Lt. Col. Richard Moore '53 (Honorary)

The F-Company TAC officer who was recruited by Gen. Mark Clark to coach the rifle team, Lt. Col. Moore guided that squad from 1959-62 and led them to unprecedented heights.{} The Bulldogs were undefeated in shoulder-to-shoulder competition during those four seasons and regularly defeated teams from Army, Navy and Air Force.{} The Bulldogs finished first in the Hearst National Rifle Match, which equated to national championships, in 1959, '60 and '61.{} Arguably the most successful coach in Citadel history, Moore's four teams captured Southern Conference and state championships each year and along the way, three shooters - Robert Metsker '60, David Edgerly '62 and Keels Dickson '62 - all earned All-America citations, becoming the first Citadel program to showcase three All-Americans.{} Moore, who was active in the Army at the time, was transferred to a tour of duty in Vietnam.{}

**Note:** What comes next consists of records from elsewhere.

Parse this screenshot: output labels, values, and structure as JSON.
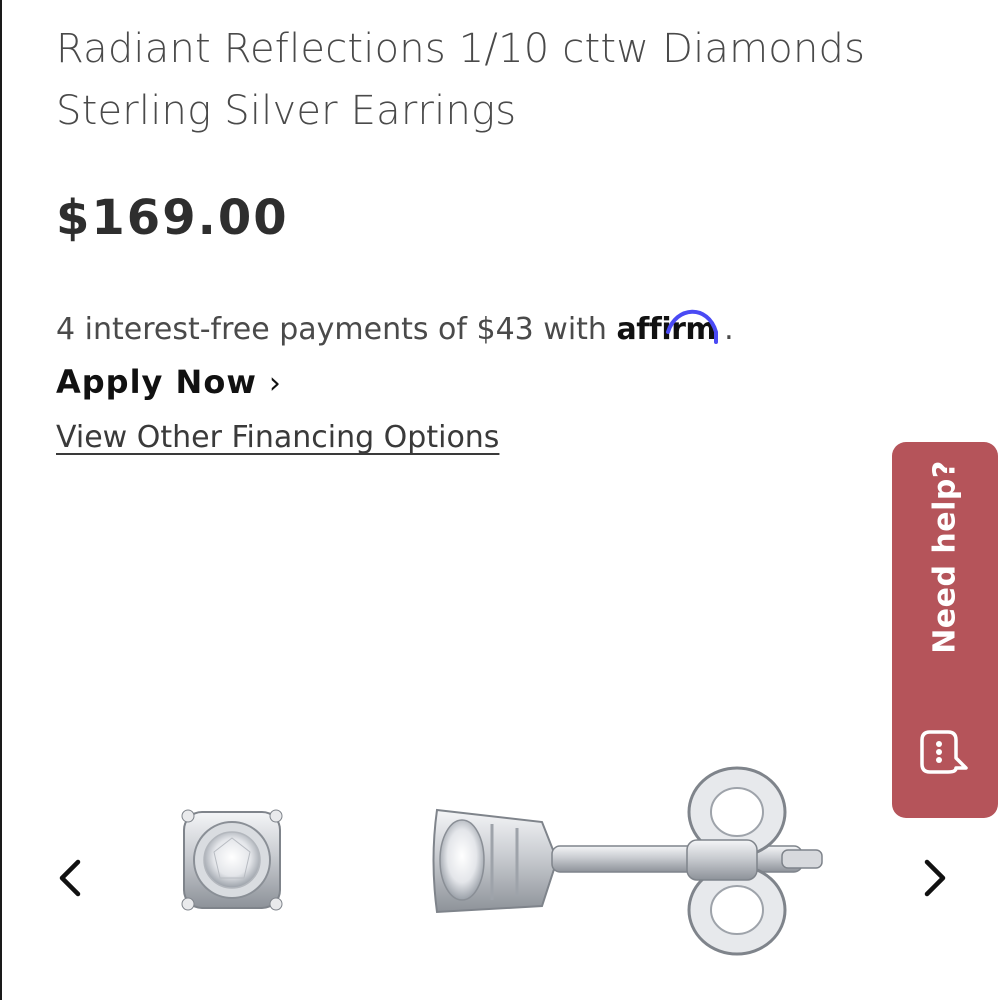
{
  "product": {
    "title": "Radiant Reflections 1/10 cttw Diamonds Sterling Silver Earrings",
    "price": "$169.00"
  },
  "financing": {
    "payments_text": "4 interest-free payments of $43 with",
    "affirm_brand": "affirm",
    "trailing_period": ".",
    "apply_now_label": "Apply Now",
    "apply_now_chevron": "›",
    "view_other_label": "View Other Financing Options"
  },
  "help": {
    "label": "Need help?",
    "icon": "chat-bubble-icon",
    "color": "#b5545a"
  },
  "carousel": {
    "prev_icon": "chevron-left-icon",
    "next_icon": "chevron-right-icon"
  },
  "colors": {
    "affirm_arc": "#4a4af4",
    "text": "#3a3a3a"
  }
}
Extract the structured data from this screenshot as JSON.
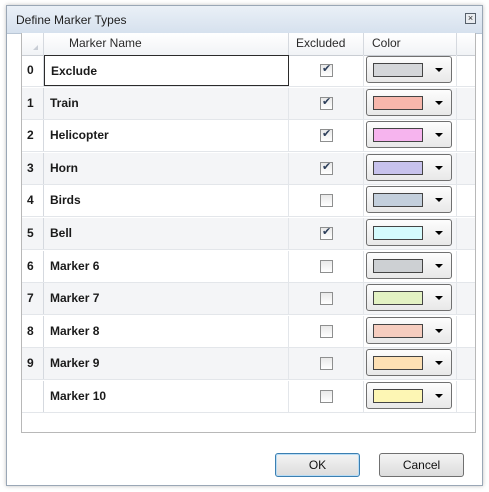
{
  "dialog": {
    "title": "Define Marker Types"
  },
  "grid": {
    "headers": {
      "name": "Marker Name",
      "excluded": "Excluded",
      "color": "Color"
    },
    "rows": [
      {
        "index": "0",
        "name": "Exclude",
        "excluded": true,
        "color": "#d4d6d9"
      },
      {
        "index": "1",
        "name": "Train",
        "excluded": true,
        "color": "#f7b7ac"
      },
      {
        "index": "2",
        "name": "Helicopter",
        "excluded": true,
        "color": "#f6b4ee"
      },
      {
        "index": "3",
        "name": "Horn",
        "excluded": true,
        "color": "#c7c2ec"
      },
      {
        "index": "4",
        "name": "Birds",
        "excluded": false,
        "color": "#c3cfdc"
      },
      {
        "index": "5",
        "name": "Bell",
        "excluded": true,
        "color": "#d5fbfd"
      },
      {
        "index": "6",
        "name": "Marker 6",
        "excluded": false,
        "color": "#cdd0d3"
      },
      {
        "index": "7",
        "name": "Marker 7",
        "excluded": false,
        "color": "#e3f2c3"
      },
      {
        "index": "8",
        "name": "Marker 8",
        "excluded": false,
        "color": "#f6cdbf"
      },
      {
        "index": "9",
        "name": "Marker 9",
        "excluded": false,
        "color": "#fde0b4"
      },
      {
        "index": "",
        "name": "Marker 10",
        "excluded": false,
        "color": "#fdf6b4"
      }
    ]
  },
  "buttons": {
    "ok": "OK",
    "cancel": "Cancel"
  },
  "icons": {
    "close": "close-icon",
    "check": "checkmark-icon",
    "dropdown": "chevron-down-icon"
  }
}
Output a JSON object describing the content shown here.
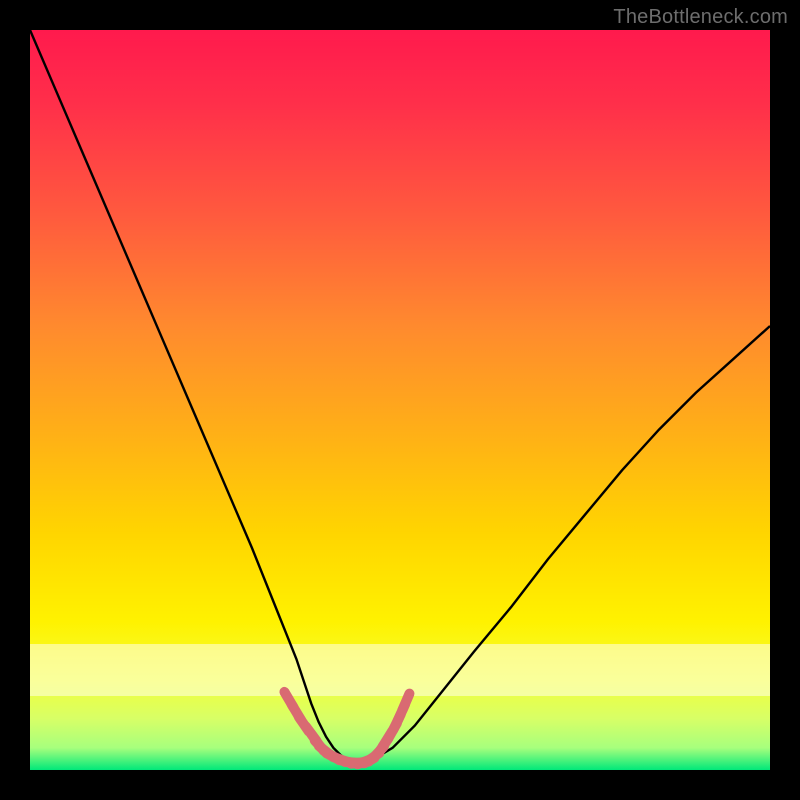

Joe Turbeville '63 (Honorary)

One of the all-time great high school football coaches in South Carolina, Turbeville was a four-year letter-winner at guard on the 1960, '61 and '62 teams that won the Tangerine Bowl and the team's first Southern Conference Championship.{} As a highly-respected high school coach, Turbeville's teams captured five state championships and 12 conference titles during his 31-year career while sending countless players to his alma mater.{} He served as the head coach and an assistant at the SC-NC Shrine Bowl and the SC All-Star Game.{} Active in The Citadel Football Association, the Mullins native is a past president of the SC Coaches Association and the SC Athletic Administrators Association.{} He was inducted in the SCAAA's inaugural Hall of Fame in 2011.